» SOURCE MATERIAL:
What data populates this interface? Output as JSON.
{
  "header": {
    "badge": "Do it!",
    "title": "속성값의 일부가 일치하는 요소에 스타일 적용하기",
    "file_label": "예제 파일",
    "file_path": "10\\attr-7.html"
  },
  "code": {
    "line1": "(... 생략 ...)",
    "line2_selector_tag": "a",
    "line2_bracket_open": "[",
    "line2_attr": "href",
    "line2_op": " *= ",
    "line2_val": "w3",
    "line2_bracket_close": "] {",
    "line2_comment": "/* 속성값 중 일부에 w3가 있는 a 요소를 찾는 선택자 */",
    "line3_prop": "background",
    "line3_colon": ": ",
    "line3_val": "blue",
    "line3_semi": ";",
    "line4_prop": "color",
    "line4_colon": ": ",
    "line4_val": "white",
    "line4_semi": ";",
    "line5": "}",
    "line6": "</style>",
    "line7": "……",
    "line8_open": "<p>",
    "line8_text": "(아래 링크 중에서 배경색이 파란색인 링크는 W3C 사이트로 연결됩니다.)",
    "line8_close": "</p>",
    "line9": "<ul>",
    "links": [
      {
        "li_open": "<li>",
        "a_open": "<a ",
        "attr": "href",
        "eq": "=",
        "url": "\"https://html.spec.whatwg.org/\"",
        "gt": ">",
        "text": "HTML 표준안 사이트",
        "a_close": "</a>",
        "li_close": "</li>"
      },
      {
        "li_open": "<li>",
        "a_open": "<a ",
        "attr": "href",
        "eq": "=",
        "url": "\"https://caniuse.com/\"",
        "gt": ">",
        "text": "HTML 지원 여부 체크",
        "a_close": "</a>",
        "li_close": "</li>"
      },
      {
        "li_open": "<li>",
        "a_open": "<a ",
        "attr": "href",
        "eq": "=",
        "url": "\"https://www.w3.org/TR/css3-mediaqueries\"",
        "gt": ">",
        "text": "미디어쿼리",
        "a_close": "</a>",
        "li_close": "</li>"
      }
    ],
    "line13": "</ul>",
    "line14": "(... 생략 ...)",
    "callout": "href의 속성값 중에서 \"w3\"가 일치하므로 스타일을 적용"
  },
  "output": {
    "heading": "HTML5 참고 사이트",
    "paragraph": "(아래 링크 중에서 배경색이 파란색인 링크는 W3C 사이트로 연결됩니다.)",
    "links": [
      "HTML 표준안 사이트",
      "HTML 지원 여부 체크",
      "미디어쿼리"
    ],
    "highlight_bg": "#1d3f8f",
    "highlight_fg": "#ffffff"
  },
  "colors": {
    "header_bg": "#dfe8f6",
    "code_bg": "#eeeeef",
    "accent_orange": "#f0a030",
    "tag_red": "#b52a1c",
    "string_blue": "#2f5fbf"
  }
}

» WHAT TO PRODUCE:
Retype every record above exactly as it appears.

» TASK SOLUTION:
What data populates this interface? Output as JSON.
{
  "header": {
    "badge": "Do it!",
    "title": "속성값의 일부가 일치하는 요소에 스타일 적용하기",
    "file_label": "예제 파일",
    "file_path": "10\\attr-7.html"
  },
  "code": {
    "line1": "(... 생략 ...)",
    "line2_selector_tag": "a",
    "line2_bracket_open": "[",
    "line2_attr": "href",
    "line2_op": " *= ",
    "line2_val": "w3",
    "line2_bracket_close": "] {",
    "line2_comment": "/* 속성값 중 일부에 w3가 있는 a 요소를 찾는 선택자 */",
    "line3_prop": "background",
    "line3_colon": ": ",
    "line3_val": "blue",
    "line3_semi": ";",
    "line4_prop": "color",
    "line4_colon": ": ",
    "line4_val": "white",
    "line4_semi": ";",
    "line5": "}",
    "line6": "</style>",
    "line7": "……",
    "line8_open": "<p>",
    "line8_text": "(아래 링크 중에서 배경색이 파란색인 링크는 W3C 사이트로 연결됩니다.)",
    "line8_close": "</p>",
    "line9": "<ul>",
    "links": [
      {
        "li_open": "<li>",
        "a_open": "<a ",
        "attr": "href",
        "eq": "=",
        "url": "\"https://html.spec.whatwg.org/\"",
        "gt": ">",
        "text": "HTML 표준안 사이트",
        "a_close": "</a>",
        "li_close": "</li>"
      },
      {
        "li_open": "<li>",
        "a_open": "<a ",
        "attr": "href",
        "eq": "=",
        "url": "\"https://caniuse.com/\"",
        "gt": ">",
        "text": "HTML 지원 여부 체크",
        "a_close": "</a>",
        "li_close": "</li>"
      },
      {
        "li_open": "<li>",
        "a_open": "<a ",
        "attr": "href",
        "eq": "=",
        "url": "\"https://www.w3.org/TR/css3-mediaqueries\"",
        "gt": ">",
        "text": "미디어쿼리",
        "a_close": "</a>",
        "li_close": "</li>"
      }
    ],
    "line13": "</ul>",
    "line14": "(... 생략 ...)",
    "callout": "href의 속성값 중에서 \"w3\"가 일치하므로 스타일을 적용"
  },
  "output": {
    "heading": "HTML5 참고 사이트",
    "paragraph": "(아래 링크 중에서 배경색이 파란색인 링크는 W3C 사이트로 연결됩니다.)",
    "links": [
      "HTML 표준안 사이트",
      "HTML 지원 여부 체크",
      "미디어쿼리"
    ],
    "highlight_bg": "#1d3f8f",
    "highlight_fg": "#ffffff"
  },
  "colors": {
    "header_bg": "#dfe8f6",
    "code_bg": "#eeeeef",
    "accent_orange": "#f0a030",
    "tag_red": "#b52a1c",
    "string_blue": "#2f5fbf"
  }
}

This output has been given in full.